The company has apologized and deleted the tweet from its account.

Read more
Parallels
3:03 pm
Mon April 14, 2014

Ukrainian Jews Celebrate Passover In Uncertain Times

Many Jews protested in Kiev's Independence Square and see a thread connecting ancient Egypt to modern-day Ukraine. "We started our liberation 3,000 years ago, and we still are in the process," says Rabbi Alexander Duchovny.
Peter Klaunzer EPA/Landov

Originally published on Mon April 14, 2014 5:02 pm

At Passover celebrations around the world tonight, the youngest child will sing a song in Hebrew. "Why," the youngster will ask, "is this night different from all other nights?"

Adults in Ukraine can ask a similar question this year: What makes this Passover different from all others? It's a question Rabbi Alexander Duchovny has been thinking about a lot. "Passover is z'man cheruteinu, time of our liberty — time of freedom," he says. "And especially for Ukrainian Jewry, and for Ukrainians, this is a time of liberty."

Read more
Shots - Health News
3:00 pm
Mon April 14, 2014

Gene Linked To Alzheimer's Poses A Special Threat To Women

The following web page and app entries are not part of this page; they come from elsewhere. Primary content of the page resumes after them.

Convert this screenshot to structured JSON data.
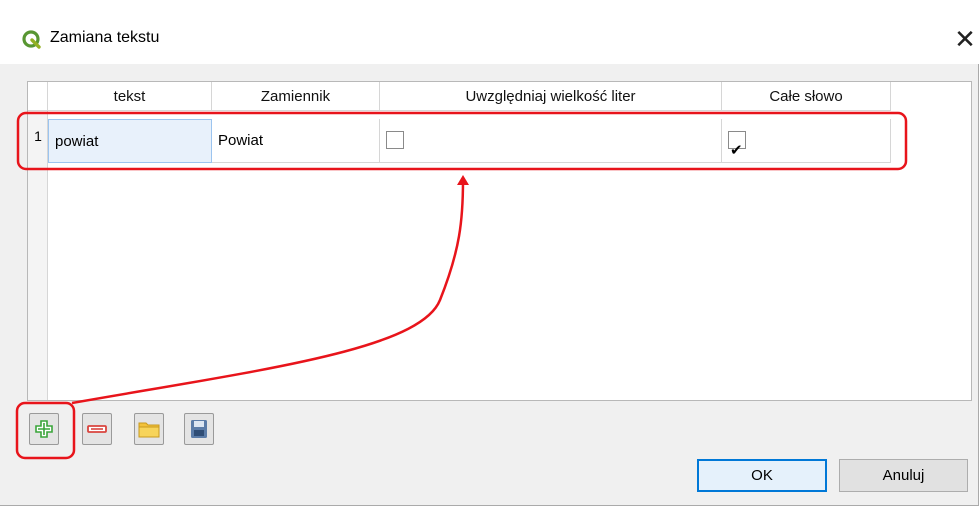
{
  "window": {
    "title": "Zamiana tekstu",
    "close_glyph": "✕"
  },
  "table": {
    "columns": [
      "tekst",
      "Zamiennik",
      "Uwzględniaj wielkość liter",
      "Całe słowo"
    ],
    "rows": [
      {
        "number": "1",
        "tekst": "powiat",
        "zamiennik": "Powiat",
        "case_sensitive": false,
        "whole_word": true
      }
    ]
  },
  "toolbar": {
    "icons": [
      "add-icon",
      "remove-icon",
      "open-folder-icon",
      "save-icon"
    ]
  },
  "buttons": {
    "ok": "OK",
    "cancel": "Anuluj"
  },
  "colors": {
    "annotation": "#e8141b",
    "accent": "#0078d7",
    "add_green": "#3aa53a",
    "remove_red": "#d9443e",
    "folder_yellow": "#f3c23a",
    "save_blue": "#5b7ca8"
  }
}
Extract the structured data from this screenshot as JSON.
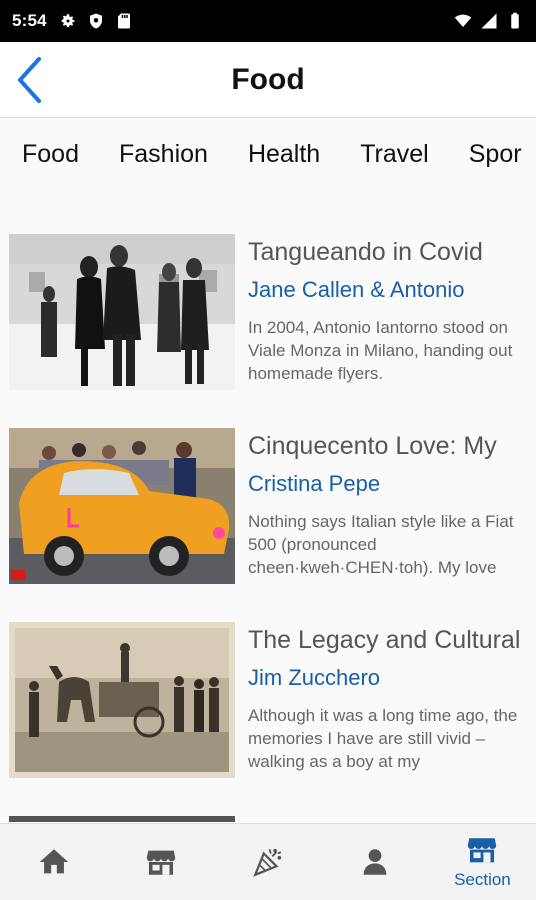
{
  "status_bar": {
    "time": "5:54",
    "icons_left": [
      "gear-icon",
      "shield-icon",
      "sd-card-icon"
    ],
    "icons_right": [
      "wifi-icon",
      "signal-icon",
      "battery-icon"
    ]
  },
  "app_bar": {
    "title": "Food",
    "back_icon": "chevron-left-icon",
    "accent_color": "#1a73e8"
  },
  "tabs": [
    {
      "label": "Food"
    },
    {
      "label": "Fashion"
    },
    {
      "label": "Health"
    },
    {
      "label": "Travel"
    },
    {
      "label": "Spor"
    }
  ],
  "articles": [
    {
      "title": "Tangueando in Covid",
      "author": "Jane Callen & Antonio",
      "excerpt": "In 2004, Antonio Iantorno stood on Viale Monza in Milano, handing out homemade flyers."
    },
    {
      "title": "Cinquecento Love: My",
      "author": "Cristina Pepe",
      "excerpt": "Nothing says Italian style like a Fiat 500 (pronounced cheen·kweh·CHEN·toh). My love"
    },
    {
      "title": "The Legacy and Cultural",
      "author": "Jim Zucchero",
      "excerpt": "Although it was a long time ago, the memories I have are still vivid – walking as a boy at my"
    }
  ],
  "bottom_nav": [
    {
      "icon": "home-icon",
      "label": ""
    },
    {
      "icon": "storefront-icon",
      "label": ""
    },
    {
      "icon": "party-popper-icon",
      "label": ""
    },
    {
      "icon": "person-icon",
      "label": ""
    },
    {
      "icon": "section-storefront-icon",
      "label": "Section",
      "active": true
    }
  ],
  "colors": {
    "author": "#1a5fa6",
    "active_nav": "#1a5fa6",
    "inactive_nav": "#555555"
  }
}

Women make up nearly two-thirds of the people in the U.S. diagnosed with Alzheimer's disease.
iStockphoto

Originally published on Mon April 14, 2014 4:35 pm

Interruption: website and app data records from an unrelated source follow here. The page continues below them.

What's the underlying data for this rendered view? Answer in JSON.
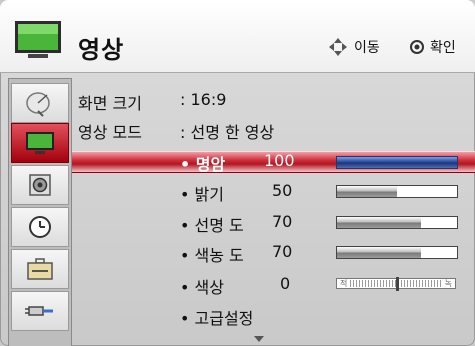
{
  "header": {
    "title": "영상",
    "move_hint": "이동",
    "ok_hint": "확인"
  },
  "sidebar": {
    "items": [
      {
        "icon": "satellite-dish-icon"
      },
      {
        "icon": "tv-monitor-icon",
        "active": true
      },
      {
        "icon": "speaker-icon"
      },
      {
        "icon": "clock-icon"
      },
      {
        "icon": "toolbox-icon"
      },
      {
        "icon": "plug-connector-icon"
      }
    ]
  },
  "settings": {
    "screen_size_label": "화면 크기",
    "screen_size_value": ": 16:9",
    "picture_mode_label": "영상 모드",
    "picture_mode_value": ": 선명 한 영상"
  },
  "adjustments": [
    {
      "label": "• 명암",
      "value": "100",
      "level": 100,
      "selected": true
    },
    {
      "label": "• 밝기",
      "value": "50",
      "level": 50
    },
    {
      "label": "• 선명 도",
      "value": "70",
      "level": 70
    },
    {
      "label": "• 색농 도",
      "value": "70",
      "level": 70
    },
    {
      "label": "• 색상",
      "value": "0",
      "tint_left": "적",
      "tint_right": "녹",
      "tint_position": 0.5
    },
    {
      "label": "• 고급설정"
    }
  ],
  "colors": {
    "highlight": "#c0202e",
    "active_sidebar": "#b0101c",
    "selected_slider": "#2b4a98"
  }
}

A gene associated with Alzheimer's disease appears especially dangerous to women and may be one reason that more women than men are diagnosed with the disease.

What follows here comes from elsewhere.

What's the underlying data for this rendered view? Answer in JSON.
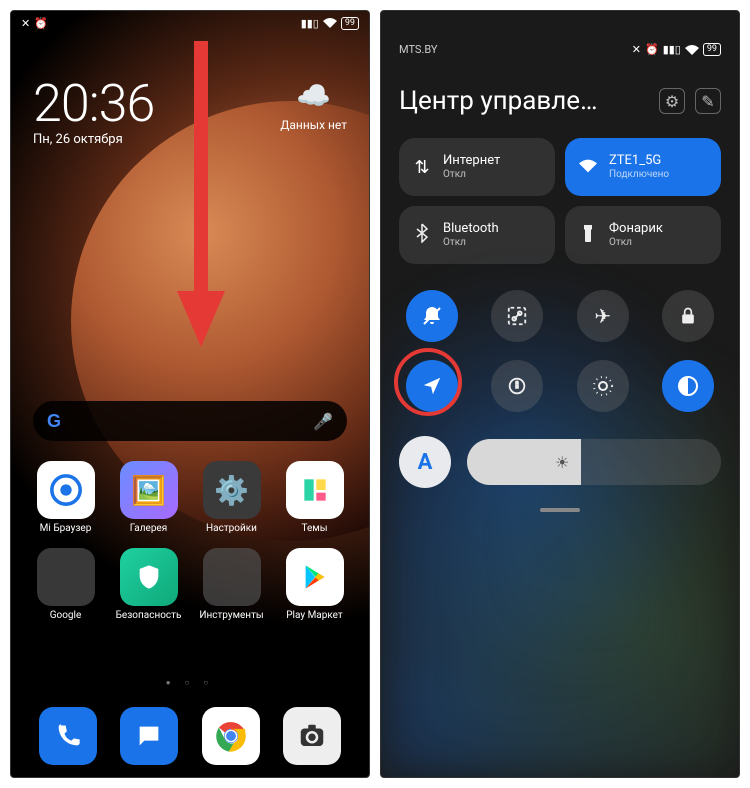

Read more
NPR Story
2:30 pm
Mon April 14, 2014

How To Start Conversations With Total Strangers

Rob Baedeker and Chris Colin are the authors of "What to Talk About: On a Plane, at a Cocktail Party, in a Tiny Elevator with Your Boss's Boss." (Ilana Diamond)

Have you ever gone up to an intriguing looking person at a party, tried to start a conversation and froze? Or perhaps you just babbled mundanely about the weather? Well, authors Chris Colin and Rob Baedeker can help.

Along with illustrator Tony Millionaire, they’ve published “What to Talk About: On a Plane, at a Cocktail Party, in a Tiny Elevator with Your Boss’s Boss” (excerpt below).

Read more
NPR Story
2:30 pm
Mon April 14, 2014

'Blood Moon' Begins Series Of Lunar Eclipses

Path of the Moon through Earth's umbral and penumbral shadows during the Total Lunar Eclipse of April 15, 2014. (Fred Espenak via NASA.gov)

Stargazers are in for a treat if they’re willing to stay up late tonight. A rare lunar eclipse known as a blood-moon will begin tomorrow morning at about 2 a.m. Eastern time. The full eclipse will last from about 3 a.m. to 4:30 a.m.

Kelly Beatty, senior contributing editor for Sky & Telescope magazine joins Here & Now’s Jeremy Hobson to explain the phenomenon, which is part of a “tetrad,” and the best time to watch.

Read more

Pages